AIM OF THE TASK: Entries must be copied exactly, with nothing left out.

DATASET RECORDS:
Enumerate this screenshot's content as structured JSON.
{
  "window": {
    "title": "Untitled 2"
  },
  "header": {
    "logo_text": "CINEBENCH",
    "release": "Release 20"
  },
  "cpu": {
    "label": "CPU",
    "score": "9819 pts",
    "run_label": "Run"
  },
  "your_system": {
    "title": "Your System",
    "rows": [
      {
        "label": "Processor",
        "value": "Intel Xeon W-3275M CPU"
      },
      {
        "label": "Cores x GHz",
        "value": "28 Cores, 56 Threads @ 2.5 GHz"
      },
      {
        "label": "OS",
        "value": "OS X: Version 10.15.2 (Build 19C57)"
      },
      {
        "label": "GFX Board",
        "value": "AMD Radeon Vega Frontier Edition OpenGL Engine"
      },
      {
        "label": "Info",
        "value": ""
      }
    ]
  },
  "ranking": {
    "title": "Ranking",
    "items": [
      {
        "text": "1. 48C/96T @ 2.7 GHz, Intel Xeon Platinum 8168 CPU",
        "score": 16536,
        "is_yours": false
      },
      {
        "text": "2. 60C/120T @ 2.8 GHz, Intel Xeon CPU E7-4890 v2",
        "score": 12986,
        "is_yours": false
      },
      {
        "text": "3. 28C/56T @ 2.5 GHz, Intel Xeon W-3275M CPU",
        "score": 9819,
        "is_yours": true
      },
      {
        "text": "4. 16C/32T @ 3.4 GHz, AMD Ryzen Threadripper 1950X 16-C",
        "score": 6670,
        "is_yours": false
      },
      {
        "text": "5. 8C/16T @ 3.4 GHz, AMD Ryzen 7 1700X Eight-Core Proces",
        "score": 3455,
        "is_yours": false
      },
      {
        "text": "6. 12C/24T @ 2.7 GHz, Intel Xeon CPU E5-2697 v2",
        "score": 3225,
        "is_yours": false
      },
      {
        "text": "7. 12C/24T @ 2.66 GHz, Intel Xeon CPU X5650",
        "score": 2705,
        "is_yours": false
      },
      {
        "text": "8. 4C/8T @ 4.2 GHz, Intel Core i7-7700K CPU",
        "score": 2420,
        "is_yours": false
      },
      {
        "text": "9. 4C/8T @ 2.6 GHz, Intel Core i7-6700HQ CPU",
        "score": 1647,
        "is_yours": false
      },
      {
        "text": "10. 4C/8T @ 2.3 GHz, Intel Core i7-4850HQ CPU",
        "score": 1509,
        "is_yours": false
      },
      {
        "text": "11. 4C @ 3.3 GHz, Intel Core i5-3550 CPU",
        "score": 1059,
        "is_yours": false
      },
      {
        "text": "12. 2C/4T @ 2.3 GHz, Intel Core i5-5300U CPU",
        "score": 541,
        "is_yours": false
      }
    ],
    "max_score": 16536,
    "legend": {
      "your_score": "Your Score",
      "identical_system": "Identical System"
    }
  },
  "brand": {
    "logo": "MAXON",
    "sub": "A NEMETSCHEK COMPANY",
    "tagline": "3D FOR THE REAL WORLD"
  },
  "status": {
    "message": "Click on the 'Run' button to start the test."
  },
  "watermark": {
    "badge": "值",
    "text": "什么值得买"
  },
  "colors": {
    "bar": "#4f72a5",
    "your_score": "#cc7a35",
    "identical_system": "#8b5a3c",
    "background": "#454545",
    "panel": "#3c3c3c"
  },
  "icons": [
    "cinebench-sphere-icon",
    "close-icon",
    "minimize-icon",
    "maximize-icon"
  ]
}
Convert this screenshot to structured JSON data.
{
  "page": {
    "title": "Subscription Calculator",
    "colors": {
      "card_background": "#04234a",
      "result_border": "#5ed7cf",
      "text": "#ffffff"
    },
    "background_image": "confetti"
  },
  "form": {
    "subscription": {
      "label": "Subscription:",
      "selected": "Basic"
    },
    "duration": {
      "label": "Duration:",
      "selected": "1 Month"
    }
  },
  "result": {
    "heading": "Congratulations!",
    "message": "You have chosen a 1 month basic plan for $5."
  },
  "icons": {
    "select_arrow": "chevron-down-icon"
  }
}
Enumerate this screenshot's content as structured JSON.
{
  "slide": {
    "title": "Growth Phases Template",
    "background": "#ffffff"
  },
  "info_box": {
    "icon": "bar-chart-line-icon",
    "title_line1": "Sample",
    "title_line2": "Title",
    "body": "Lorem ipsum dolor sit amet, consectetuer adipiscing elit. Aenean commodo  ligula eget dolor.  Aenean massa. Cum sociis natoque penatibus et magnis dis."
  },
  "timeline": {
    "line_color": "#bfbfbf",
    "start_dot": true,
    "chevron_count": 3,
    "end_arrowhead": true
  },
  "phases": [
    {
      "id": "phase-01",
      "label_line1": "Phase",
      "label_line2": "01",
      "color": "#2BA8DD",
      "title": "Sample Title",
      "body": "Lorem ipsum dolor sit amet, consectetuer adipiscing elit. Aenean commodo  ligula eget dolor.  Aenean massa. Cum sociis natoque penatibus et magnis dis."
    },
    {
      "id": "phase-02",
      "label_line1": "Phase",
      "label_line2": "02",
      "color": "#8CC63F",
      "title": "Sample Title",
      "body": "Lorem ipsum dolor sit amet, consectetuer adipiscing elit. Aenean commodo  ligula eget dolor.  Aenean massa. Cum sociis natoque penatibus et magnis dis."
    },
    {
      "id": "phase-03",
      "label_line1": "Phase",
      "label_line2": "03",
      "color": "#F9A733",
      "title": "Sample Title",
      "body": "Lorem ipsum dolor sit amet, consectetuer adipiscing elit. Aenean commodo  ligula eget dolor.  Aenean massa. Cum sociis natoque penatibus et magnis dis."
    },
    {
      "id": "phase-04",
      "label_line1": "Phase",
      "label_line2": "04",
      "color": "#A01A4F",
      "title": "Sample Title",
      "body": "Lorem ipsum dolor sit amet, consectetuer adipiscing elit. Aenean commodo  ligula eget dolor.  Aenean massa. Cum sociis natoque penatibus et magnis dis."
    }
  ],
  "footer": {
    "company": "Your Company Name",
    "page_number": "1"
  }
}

WRITTEN SOLUTION:
Enumerate this screenshot's content as structured JSON.
{
  "window": {
    "title": "Untitled 2"
  },
  "header": {
    "logo_text": "CINEBENCH",
    "release": "Release 20"
  },
  "cpu": {
    "label": "CPU",
    "score": "9819 pts",
    "run_label": "Run"
  },
  "your_system": {
    "title": "Your System",
    "rows": [
      {
        "label": "Processor",
        "value": "Intel Xeon W-3275M CPU"
      },
      {
        "label": "Cores x GHz",
        "value": "28 Cores, 56 Threads @ 2.5 GHz"
      },
      {
        "label": "OS",
        "value": "OS X: Version 10.15.2 (Build 19C57)"
      },
      {
        "label": "GFX Board",
        "value": "AMD Radeon Vega Frontier Edition OpenGL Engine"
      },
      {
        "label": "Info",
        "value": ""
      }
    ]
  },
  "ranking": {
    "title": "Ranking",
    "items": [
      {
        "text": "1. 48C/96T @ 2.7 GHz, Intel Xeon Platinum 8168 CPU",
        "score": 16536,
        "is_yours": false
      },
      {
        "text": "2. 60C/120T @ 2.8 GHz, Intel Xeon CPU E7-4890 v2",
        "score": 12986,
        "is_yours": false
      },
      {
        "text": "3. 28C/56T @ 2.5 GHz, Intel Xeon W-3275M CPU",
        "score": 9819,
        "is_yours": true
      },
      {
        "text": "4. 16C/32T @ 3.4 GHz, AMD Ryzen Threadripper 1950X 16-C",
        "score": 6670,
        "is_yours": false
      },
      {
        "text": "5. 8C/16T @ 3.4 GHz, AMD Ryzen 7 1700X Eight-Core Proces",
        "score": 3455,
        "is_yours": false
      },
      {
        "text": "6. 12C/24T @ 2.7 GHz, Intel Xeon CPU E5-2697 v2",
        "score": 3225,
        "is_yours": false
      },
      {
        "text": "7. 12C/24T @ 2.66 GHz, Intel Xeon CPU X5650",
        "score": 2705,
        "is_yours": false
      },
      {
        "text": "8. 4C/8T @ 4.2 GHz, Intel Core i7-7700K CPU",
        "score": 2420,
        "is_yours": false
      },
      {
        "text": "9. 4C/8T @ 2.6 GHz, Intel Core i7-6700HQ CPU",
        "score": 1647,
        "is_yours": false
      },
      {
        "text": "10. 4C/8T @ 2.3 GHz, Intel Core i7-4850HQ CPU",
        "score": 1509,
        "is_yours": false
      },
      {
        "text": "11. 4C @ 3.3 GHz, Intel Core i5-3550 CPU",
        "score": 1059,
        "is_yours": false
      },
      {
        "text": "12. 2C/4T @ 2.3 GHz, Intel Core i5-5300U CPU",
        "score": 541,
        "is_yours": false
      }
    ],
    "max_score": 16536,
    "legend": {
      "your_score": "Your Score",
      "identical_system": "Identical System"
    }
  },
  "brand": {
    "logo": "MAXON",
    "sub": "A NEMETSCHEK COMPANY",
    "tagline": "3D FOR THE REAL WORLD"
  },
  "status": {
    "message": "Click on the 'Run' button to start the test."
  },
  "watermark": {
    "badge": "值",
    "text": "什么值得买"
  },
  "colors": {
    "bar": "#4f72a5",
    "your_score": "#cc7a35",
    "identical_system": "#8b5a3c",
    "background": "#454545",
    "panel": "#3c3c3c"
  },
  "icons": [
    "cinebench-sphere-icon",
    "close-icon",
    "minimize-icon",
    "maximize-icon"
  ]
}
Convert this screenshot to structured JSON data.
{
  "page": {
    "title": "Subscription Calculator",
    "colors": {
      "card_background": "#04234a",
      "result_border": "#5ed7cf",
      "text": "#ffffff"
    },
    "background_image": "confetti"
  },
  "form": {
    "subscription": {
      "label": "Subscription:",
      "selected": "Basic"
    },
    "duration": {
      "label": "Duration:",
      "selected": "1 Month"
    }
  },
  "result": {
    "heading": "Congratulations!",
    "message": "You have chosen a 1 month basic plan for $5."
  },
  "icons": {
    "select_arrow": "chevron-down-icon"
  }
}
Enumerate this screenshot's content as structured JSON.
{
  "slide": {
    "title": "Growth Phases Template",
    "background": "#ffffff"
  },
  "info_box": {
    "icon": "bar-chart-line-icon",
    "title_line1": "Sample",
    "title_line2": "Title",
    "body": "Lorem ipsum dolor sit amet, consectetuer adipiscing elit. Aenean commodo  ligula eget dolor.  Aenean massa. Cum sociis natoque penatibus et magnis dis."
  },
  "timeline": {
    "line_color": "#bfbfbf",
    "start_dot": true,
    "chevron_count": 3,
    "end_arrowhead": true
  },
  "phases": [
    {
      "id": "phase-01",
      "label_line1": "Phase",
      "label_line2": "01",
      "color": "#2BA8DD",
      "title": "Sample Title",
      "body": "Lorem ipsum dolor sit amet, consectetuer adipiscing elit. Aenean commodo  ligula eget dolor.  Aenean massa. Cum sociis natoque penatibus et magnis dis."
    },
    {
      "id": "phase-02",
      "label_line1": "Phase",
      "label_line2": "02",
      "color": "#8CC63F",
      "title": "Sample Title",
      "body": "Lorem ipsum dolor sit amet, consectetuer adipiscing elit. Aenean commodo  ligula eget dolor.  Aenean massa. Cum sociis natoque penatibus et magnis dis."
    },
    {
      "id": "phase-03",
      "label_line1": "Phase",
      "label_line2": "03",
      "color": "#F9A733",
      "title": "Sample Title",
      "body": "Lorem ipsum dolor sit amet, consectetuer adipiscing elit. Aenean commodo  ligula eget dolor.  Aenean massa. Cum sociis natoque penatibus et magnis dis."
    },
    {
      "id": "phase-04",
      "label_line1": "Phase",
      "label_line2": "04",
      "color": "#A01A4F",
      "title": "Sample Title",
      "body": "Lorem ipsum dolor sit amet, consectetuer adipiscing elit. Aenean commodo  ligula eget dolor.  Aenean massa. Cum sociis natoque penatibus et magnis dis."
    }
  ],
  "footer": {
    "company": "Your Company Name",
    "page_number": "1"
  }
}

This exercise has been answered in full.